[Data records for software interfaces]
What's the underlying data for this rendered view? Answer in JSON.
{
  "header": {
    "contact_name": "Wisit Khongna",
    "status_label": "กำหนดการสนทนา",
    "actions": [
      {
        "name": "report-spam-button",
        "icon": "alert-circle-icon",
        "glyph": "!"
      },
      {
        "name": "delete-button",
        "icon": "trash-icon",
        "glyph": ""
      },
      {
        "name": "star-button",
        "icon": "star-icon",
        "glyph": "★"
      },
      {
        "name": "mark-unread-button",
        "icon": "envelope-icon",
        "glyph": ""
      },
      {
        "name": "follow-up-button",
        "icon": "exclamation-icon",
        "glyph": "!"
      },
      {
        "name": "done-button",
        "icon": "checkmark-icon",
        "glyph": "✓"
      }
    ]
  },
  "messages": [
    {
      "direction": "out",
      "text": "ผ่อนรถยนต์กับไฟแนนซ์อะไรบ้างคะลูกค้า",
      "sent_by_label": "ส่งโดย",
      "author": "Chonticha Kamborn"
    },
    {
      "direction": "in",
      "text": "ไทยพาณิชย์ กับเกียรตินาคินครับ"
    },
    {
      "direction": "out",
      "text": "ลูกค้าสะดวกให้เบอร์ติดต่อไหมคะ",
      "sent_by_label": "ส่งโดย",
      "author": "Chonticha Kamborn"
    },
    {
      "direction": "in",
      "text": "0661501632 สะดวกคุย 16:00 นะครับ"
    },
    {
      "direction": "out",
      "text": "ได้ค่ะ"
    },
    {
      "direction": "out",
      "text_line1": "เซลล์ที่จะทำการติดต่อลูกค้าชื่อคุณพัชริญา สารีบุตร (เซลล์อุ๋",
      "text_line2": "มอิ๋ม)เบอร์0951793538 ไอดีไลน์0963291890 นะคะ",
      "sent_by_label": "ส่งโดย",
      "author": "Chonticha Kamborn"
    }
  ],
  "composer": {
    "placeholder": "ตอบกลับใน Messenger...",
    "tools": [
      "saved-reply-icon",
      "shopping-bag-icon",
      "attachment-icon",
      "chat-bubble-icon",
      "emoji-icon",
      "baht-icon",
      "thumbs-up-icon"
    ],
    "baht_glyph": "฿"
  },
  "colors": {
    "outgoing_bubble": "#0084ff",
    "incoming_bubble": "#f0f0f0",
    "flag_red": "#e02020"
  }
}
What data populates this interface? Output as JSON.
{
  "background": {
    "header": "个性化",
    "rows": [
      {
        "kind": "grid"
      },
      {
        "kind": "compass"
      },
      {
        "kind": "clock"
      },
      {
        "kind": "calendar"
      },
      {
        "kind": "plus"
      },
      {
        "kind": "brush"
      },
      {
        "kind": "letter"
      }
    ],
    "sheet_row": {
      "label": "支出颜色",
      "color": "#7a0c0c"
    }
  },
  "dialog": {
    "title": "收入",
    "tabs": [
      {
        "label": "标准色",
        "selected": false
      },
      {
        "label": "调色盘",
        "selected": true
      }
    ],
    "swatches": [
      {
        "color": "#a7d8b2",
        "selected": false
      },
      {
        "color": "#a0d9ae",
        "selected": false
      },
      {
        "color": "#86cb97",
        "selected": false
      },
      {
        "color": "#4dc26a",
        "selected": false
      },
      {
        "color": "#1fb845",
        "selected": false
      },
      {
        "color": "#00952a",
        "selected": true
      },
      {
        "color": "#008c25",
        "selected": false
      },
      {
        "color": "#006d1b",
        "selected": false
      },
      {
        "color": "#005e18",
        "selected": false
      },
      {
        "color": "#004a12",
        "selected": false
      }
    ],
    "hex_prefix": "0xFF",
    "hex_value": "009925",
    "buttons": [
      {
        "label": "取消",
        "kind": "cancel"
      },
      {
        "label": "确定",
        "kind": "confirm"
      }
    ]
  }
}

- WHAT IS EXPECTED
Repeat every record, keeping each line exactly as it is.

- TASK SOLUTION
What's the underlying data for this rendered view? Answer in JSON.
{
  "header": {
    "contact_name": "Wisit Khongna",
    "status_label": "กำหนดการสนทนา",
    "actions": [
      {
        "name": "report-spam-button",
        "icon": "alert-circle-icon",
        "glyph": "!"
      },
      {
        "name": "delete-button",
        "icon": "trash-icon",
        "glyph": ""
      },
      {
        "name": "star-button",
        "icon": "star-icon",
        "glyph": "★"
      },
      {
        "name": "mark-unread-button",
        "icon": "envelope-icon",
        "glyph": ""
      },
      {
        "name": "follow-up-button",
        "icon": "exclamation-icon",
        "glyph": "!"
      },
      {
        "name": "done-button",
        "icon": "checkmark-icon",
        "glyph": "✓"
      }
    ]
  },
  "messages": [
    {
      "direction": "out",
      "text": "ผ่อนรถยนต์กับไฟแนนซ์อะไรบ้างคะลูกค้า",
      "sent_by_label": "ส่งโดย",
      "author": "Chonticha Kamborn"
    },
    {
      "direction": "in",
      "text": "ไทยพาณิชย์ กับเกียรตินาคินครับ"
    },
    {
      "direction": "out",
      "text": "ลูกค้าสะดวกให้เบอร์ติดต่อไหมคะ",
      "sent_by_label": "ส่งโดย",
      "author": "Chonticha Kamborn"
    },
    {
      "direction": "in",
      "text": "0661501632 สะดวกคุย 16:00 นะครับ"
    },
    {
      "direction": "out",
      "text": "ได้ค่ะ"
    },
    {
      "direction": "out",
      "text_line1": "เซลล์ที่จะทำการติดต่อลูกค้าชื่อคุณพัชริญา สารีบุตร (เซลล์อุ๋",
      "text_line2": "มอิ๋ม)เบอร์0951793538 ไอดีไลน์0963291890 นะคะ",
      "sent_by_label": "ส่งโดย",
      "author": "Chonticha Kamborn"
    }
  ],
  "composer": {
    "placeholder": "ตอบกลับใน Messenger...",
    "tools": [
      "saved-reply-icon",
      "shopping-bag-icon",
      "attachment-icon",
      "chat-bubble-icon",
      "emoji-icon",
      "baht-icon",
      "thumbs-up-icon"
    ],
    "baht_glyph": "฿"
  },
  "colors": {
    "outgoing_bubble": "#0084ff",
    "incoming_bubble": "#f0f0f0",
    "flag_red": "#e02020"
  }
}
What data populates this interface? Output as JSON.
{
  "background": {
    "header": "个性化",
    "rows": [
      {
        "kind": "grid"
      },
      {
        "kind": "compass"
      },
      {
        "kind": "clock"
      },
      {
        "kind": "calendar"
      },
      {
        "kind": "plus"
      },
      {
        "kind": "brush"
      },
      {
        "kind": "letter"
      }
    ],
    "sheet_row": {
      "label": "支出颜色",
      "color": "#7a0c0c"
    }
  },
  "dialog": {
    "title": "收入",
    "tabs": [
      {
        "label": "标准色",
        "selected": false
      },
      {
        "label": "调色盘",
        "selected": true
      }
    ],
    "swatches": [
      {
        "color": "#a7d8b2",
        "selected": false
      },
      {
        "color": "#a0d9ae",
        "selected": false
      },
      {
        "color": "#86cb97",
        "selected": false
      },
      {
        "color": "#4dc26a",
        "selected": false
      },
      {
        "color": "#1fb845",
        "selected": false
      },
      {
        "color": "#00952a",
        "selected": true
      },
      {
        "color": "#008c25",
        "selected": false
      },
      {
        "color": "#006d1b",
        "selected": false
      },
      {
        "color": "#005e18",
        "selected": false
      },
      {
        "color": "#004a12",
        "selected": false
      }
    ],
    "hex_prefix": "0xFF",
    "hex_value": "009925",
    "buttons": [
      {
        "label": "取消",
        "kind": "cancel"
      },
      {
        "label": "确定",
        "kind": "confirm"
      }
    ]
  }
}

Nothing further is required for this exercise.